One of the latest research efforts involves the use of casein phosphopeptide-amophous calcium phosphate (CPP-ACP). Products containing CPP-ACP have been shown to increase resistance to acid thus increasing remineralization (Figure 2). Casein phosphopeptide-amophous calcium phosphate is derived from the milk protein, casein. A tooth-protective effect occurs due to a casein protein called casein phosphopeptide (CPP), which carries calcium and phosphate ions in the form of amorphous calcium phosphate (ACP). Calcium phosphate is normally insoluble at neutral pH; however the CPP keeps the calcium and phosphate in an amorphous non-crystalline state. When CPP-ACP is added to the oral cavity, parts of the CPP component bind directly to the enamel, biofilm, and soft tissue, delivering calcium where and when it is needed. Its incorporation into the salivary pellicle also seems to significantly reduce the adherence of certain plaque bacteria. The free calcium and phosphate ions then move out of the CPP, enter the enamel rods, and reform the apatite crystals, resulting in remineralization. With the addition of CPP-ACP, chewing gum, pastes, mousses, glass ionomers, temporary cements, and rinses have all been examined, showing an increase in enamel remineralization.
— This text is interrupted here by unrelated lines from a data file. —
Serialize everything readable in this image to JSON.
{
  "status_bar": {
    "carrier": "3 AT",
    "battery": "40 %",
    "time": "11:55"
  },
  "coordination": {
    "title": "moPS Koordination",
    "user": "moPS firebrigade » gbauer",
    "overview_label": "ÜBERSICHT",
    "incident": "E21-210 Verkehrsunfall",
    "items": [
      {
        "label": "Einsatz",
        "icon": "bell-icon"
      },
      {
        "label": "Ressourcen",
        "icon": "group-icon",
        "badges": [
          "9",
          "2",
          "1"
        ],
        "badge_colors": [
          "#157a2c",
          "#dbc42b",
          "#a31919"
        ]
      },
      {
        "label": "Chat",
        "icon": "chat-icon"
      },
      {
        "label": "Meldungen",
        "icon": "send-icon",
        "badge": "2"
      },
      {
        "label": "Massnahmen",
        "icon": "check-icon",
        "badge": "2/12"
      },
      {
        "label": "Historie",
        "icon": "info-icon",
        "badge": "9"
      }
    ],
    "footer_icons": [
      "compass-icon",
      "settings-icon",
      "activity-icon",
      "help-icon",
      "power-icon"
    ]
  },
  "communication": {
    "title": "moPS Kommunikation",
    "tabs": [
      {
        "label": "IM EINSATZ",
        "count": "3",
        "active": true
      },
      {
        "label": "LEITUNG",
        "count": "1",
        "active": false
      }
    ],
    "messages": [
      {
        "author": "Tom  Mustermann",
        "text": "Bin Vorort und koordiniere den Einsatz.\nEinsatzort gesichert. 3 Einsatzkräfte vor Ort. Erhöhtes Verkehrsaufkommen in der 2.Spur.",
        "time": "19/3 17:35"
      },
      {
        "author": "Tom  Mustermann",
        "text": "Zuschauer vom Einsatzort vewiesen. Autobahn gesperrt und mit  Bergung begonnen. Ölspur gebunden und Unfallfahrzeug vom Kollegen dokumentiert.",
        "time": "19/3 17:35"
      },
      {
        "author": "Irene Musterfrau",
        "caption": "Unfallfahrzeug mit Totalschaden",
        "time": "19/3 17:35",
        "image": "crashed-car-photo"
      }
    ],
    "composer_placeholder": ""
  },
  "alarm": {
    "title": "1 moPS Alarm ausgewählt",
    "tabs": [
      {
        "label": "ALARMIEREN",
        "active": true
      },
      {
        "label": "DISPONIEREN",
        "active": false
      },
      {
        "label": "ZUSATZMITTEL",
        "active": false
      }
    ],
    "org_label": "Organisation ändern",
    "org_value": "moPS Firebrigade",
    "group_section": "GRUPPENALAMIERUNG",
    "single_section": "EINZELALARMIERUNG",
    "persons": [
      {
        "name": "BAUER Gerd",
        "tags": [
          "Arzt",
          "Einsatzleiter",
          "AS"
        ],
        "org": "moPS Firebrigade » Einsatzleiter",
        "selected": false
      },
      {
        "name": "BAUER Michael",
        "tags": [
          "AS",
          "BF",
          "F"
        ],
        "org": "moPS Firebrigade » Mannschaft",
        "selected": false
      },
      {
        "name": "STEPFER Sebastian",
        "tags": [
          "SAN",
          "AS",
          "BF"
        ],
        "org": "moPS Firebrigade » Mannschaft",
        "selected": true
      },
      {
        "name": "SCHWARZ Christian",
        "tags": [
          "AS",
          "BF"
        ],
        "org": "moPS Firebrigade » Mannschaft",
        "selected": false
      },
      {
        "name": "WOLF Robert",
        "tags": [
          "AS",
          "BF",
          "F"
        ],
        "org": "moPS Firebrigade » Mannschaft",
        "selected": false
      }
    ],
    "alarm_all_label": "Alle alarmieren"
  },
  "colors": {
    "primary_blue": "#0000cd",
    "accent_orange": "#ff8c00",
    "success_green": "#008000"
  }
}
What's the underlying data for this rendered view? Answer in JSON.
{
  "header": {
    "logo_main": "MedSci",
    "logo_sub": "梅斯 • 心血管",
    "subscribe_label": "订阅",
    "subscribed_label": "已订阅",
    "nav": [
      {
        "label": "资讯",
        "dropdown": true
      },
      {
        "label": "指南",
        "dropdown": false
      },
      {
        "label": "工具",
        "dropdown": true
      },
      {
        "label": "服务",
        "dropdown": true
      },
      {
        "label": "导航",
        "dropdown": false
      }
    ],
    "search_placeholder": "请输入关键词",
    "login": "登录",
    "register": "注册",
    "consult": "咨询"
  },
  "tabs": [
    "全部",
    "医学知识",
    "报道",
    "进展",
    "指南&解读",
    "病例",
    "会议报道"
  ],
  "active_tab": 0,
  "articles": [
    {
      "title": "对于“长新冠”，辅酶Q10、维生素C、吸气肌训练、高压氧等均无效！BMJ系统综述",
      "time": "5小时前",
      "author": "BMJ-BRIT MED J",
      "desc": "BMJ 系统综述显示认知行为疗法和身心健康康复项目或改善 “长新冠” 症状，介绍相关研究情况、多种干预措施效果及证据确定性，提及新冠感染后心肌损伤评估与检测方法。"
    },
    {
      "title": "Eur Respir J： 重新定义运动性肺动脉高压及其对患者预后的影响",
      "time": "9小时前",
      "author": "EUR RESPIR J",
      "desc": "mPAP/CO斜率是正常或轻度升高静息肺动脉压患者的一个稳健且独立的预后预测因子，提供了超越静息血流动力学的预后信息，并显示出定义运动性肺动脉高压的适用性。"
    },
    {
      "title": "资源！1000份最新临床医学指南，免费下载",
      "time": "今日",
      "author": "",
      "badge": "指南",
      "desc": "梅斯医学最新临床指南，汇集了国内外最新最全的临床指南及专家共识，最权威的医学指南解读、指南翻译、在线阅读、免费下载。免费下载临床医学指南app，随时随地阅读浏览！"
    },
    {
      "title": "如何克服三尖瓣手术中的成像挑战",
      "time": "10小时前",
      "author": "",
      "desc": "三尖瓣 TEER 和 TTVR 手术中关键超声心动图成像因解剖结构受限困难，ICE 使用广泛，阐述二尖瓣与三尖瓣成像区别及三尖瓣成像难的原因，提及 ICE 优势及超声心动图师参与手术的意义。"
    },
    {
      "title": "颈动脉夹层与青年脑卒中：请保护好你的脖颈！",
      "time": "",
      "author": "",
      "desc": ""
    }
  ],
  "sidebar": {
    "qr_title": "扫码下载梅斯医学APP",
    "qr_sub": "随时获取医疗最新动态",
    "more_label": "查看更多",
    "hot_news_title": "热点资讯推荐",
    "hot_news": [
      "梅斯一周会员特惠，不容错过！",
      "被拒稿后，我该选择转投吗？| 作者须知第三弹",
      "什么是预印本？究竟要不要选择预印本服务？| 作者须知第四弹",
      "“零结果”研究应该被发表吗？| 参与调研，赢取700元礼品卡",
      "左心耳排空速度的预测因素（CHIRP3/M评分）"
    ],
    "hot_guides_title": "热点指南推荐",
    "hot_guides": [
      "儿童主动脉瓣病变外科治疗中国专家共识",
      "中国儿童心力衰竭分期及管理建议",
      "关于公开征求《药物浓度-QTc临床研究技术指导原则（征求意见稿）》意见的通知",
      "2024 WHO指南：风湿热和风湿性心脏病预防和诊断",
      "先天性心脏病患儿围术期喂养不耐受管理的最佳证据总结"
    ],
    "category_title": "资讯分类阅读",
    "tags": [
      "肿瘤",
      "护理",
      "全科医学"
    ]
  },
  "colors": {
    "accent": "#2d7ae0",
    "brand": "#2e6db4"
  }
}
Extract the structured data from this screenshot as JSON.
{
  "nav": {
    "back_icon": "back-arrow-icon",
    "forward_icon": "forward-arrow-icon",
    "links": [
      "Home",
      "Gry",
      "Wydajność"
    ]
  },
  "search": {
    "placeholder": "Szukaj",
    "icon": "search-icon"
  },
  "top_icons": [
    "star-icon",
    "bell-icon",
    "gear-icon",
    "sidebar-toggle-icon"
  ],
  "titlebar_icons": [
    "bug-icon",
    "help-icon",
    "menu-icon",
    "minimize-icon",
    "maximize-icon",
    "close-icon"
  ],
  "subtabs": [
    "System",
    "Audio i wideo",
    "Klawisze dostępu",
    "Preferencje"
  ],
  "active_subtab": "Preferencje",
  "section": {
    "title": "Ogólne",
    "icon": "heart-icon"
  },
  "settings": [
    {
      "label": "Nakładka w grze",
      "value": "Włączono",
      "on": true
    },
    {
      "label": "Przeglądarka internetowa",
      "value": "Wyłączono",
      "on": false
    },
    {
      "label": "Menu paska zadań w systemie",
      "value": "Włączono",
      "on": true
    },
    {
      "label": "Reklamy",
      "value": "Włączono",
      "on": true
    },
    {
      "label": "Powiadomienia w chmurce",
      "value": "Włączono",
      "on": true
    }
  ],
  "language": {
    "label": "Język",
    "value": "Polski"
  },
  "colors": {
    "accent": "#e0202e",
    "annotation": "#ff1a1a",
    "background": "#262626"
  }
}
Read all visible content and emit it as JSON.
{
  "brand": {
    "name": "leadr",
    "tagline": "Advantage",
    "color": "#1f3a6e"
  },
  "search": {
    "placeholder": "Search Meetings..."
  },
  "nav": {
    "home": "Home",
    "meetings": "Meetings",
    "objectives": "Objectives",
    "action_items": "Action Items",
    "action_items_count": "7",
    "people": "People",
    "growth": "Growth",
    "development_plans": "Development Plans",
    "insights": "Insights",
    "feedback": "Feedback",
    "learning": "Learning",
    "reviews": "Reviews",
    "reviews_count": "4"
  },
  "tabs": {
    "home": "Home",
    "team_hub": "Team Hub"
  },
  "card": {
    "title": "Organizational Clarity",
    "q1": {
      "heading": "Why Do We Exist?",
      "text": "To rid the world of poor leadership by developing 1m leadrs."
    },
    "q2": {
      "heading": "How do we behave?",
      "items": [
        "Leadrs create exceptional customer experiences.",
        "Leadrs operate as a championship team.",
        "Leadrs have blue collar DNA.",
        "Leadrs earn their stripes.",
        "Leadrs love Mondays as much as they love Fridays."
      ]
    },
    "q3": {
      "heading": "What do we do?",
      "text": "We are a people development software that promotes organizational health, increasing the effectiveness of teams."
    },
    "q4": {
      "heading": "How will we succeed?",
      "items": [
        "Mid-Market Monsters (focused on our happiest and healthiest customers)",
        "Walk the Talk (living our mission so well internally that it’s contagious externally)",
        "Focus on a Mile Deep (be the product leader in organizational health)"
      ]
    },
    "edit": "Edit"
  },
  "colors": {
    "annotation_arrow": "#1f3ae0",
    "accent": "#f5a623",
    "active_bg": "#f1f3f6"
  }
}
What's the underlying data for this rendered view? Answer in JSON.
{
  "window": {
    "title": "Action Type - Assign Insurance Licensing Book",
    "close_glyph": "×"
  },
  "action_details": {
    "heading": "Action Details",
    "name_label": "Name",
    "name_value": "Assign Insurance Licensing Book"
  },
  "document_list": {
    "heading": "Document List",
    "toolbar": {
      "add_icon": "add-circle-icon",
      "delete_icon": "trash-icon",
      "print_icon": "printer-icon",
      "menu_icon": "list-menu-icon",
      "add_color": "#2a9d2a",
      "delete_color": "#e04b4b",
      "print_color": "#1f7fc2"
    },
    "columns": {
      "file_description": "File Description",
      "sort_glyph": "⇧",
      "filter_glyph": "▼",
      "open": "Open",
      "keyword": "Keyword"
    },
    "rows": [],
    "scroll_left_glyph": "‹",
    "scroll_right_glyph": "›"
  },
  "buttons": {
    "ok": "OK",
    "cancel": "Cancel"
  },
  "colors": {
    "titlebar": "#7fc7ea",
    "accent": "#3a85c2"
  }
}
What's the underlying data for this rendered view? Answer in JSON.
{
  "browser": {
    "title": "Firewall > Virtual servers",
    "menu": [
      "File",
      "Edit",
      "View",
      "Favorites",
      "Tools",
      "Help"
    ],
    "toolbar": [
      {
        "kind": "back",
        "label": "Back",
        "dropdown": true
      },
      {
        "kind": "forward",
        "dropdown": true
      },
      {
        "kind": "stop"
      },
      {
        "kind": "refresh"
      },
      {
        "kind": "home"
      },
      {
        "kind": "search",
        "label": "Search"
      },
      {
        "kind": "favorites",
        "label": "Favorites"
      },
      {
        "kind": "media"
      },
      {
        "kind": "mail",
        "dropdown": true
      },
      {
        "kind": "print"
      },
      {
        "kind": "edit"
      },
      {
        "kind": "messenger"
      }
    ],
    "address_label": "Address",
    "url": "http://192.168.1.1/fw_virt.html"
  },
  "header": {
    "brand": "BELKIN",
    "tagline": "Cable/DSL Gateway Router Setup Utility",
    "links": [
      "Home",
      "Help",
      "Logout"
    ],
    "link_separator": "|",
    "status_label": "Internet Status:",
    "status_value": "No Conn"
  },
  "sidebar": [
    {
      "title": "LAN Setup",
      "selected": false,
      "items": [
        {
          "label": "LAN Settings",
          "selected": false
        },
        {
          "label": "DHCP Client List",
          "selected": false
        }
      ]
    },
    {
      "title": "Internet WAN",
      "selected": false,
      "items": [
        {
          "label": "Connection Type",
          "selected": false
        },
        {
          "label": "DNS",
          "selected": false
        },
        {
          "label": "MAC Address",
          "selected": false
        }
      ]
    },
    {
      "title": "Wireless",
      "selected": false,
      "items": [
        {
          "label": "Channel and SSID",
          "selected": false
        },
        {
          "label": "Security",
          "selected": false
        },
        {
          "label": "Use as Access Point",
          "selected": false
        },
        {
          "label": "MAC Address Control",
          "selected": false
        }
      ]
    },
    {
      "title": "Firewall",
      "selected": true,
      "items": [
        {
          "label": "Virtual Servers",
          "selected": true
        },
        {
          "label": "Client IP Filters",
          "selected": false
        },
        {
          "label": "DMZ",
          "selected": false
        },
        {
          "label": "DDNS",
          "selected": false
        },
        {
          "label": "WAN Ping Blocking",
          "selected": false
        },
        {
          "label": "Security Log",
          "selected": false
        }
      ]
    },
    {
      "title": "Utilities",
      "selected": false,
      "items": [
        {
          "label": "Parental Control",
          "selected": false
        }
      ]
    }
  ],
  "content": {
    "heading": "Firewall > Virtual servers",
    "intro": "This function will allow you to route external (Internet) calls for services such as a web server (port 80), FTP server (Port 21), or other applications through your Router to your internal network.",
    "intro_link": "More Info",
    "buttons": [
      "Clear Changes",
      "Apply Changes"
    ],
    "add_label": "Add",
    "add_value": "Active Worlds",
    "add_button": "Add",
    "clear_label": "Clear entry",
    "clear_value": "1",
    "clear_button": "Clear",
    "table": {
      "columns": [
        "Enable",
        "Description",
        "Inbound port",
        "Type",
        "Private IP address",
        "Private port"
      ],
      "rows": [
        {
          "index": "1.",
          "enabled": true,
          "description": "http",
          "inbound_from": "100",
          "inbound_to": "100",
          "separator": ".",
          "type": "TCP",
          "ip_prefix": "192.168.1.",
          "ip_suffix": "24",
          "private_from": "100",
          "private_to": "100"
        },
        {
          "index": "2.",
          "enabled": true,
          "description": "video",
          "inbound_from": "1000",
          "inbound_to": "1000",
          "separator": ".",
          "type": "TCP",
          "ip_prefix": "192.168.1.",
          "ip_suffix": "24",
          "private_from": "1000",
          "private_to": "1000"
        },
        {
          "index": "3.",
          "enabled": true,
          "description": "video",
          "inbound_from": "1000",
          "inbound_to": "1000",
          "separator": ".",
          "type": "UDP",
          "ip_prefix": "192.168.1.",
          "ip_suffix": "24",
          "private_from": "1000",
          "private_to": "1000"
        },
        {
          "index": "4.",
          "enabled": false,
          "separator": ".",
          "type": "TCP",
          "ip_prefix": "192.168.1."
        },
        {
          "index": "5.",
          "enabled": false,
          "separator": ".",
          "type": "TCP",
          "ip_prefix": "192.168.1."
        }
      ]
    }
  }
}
The way in which caries is being addressed is changing, being transformed by those investigating the topic from a “surgical” to a “preventive” approach. As a result, the dental hygienist, as a prevention specialist, can now determine dental caries risk factors and introduce remineralization strategies into the dental hygiene diagnosis in an effort to enhance caries prevention.
*Associate Professor and Director, Dental Hygiene, The Ohio State University, Columbus, Ohio.
- Featherstone JD. The science and practice of caries prevention. JADA 2000;131:887-899.
- Featherstone JD. Caries prevention and reversal based on the caries balance. Pediatr Dent2006;28:128-132.
- National Institutes of Health. Diagnosis and Management of Dental Caries Throughout Life. Bethesda, Maryland: National Institutes of Health; 2001.
- Steinberg S. A paradigm shift in the treatment of caries. Gen Dent2002;50:333-338.
- Reich E, Lussi A, Newbrun E. Caries risk assessment. Int Dent J 1999;49:15-26.
- Fontana M, Zero DT. Assessing patient’s caries risk. JADA2006;137:1231-1238.
- Hicks J, Garcia-Godoy F, Flaitz C. Biological factors in dental caries: Role of saliva and dental plaque in the dynamic process of demineralization and remineralization (Part 1). J Clin Pediatr Dent2003;28:47-52.
- Juric H, Dukic W, Jankovic B, et al. Supression of salivary Streptococcus mutans and lactobacilli by topical caries preventive agents. Cent Eur J Public Health2003;11:219-222.
- Thorild I, Lindau B, Twetman S. Salivary mutans streptococci and dental caries in three-year-old children after maternal exposure to chewing gums containing combinations of xylitol, sorbitol, chlorhexidine, and fluoride. Acta Odontol Scand2004;62:245-250.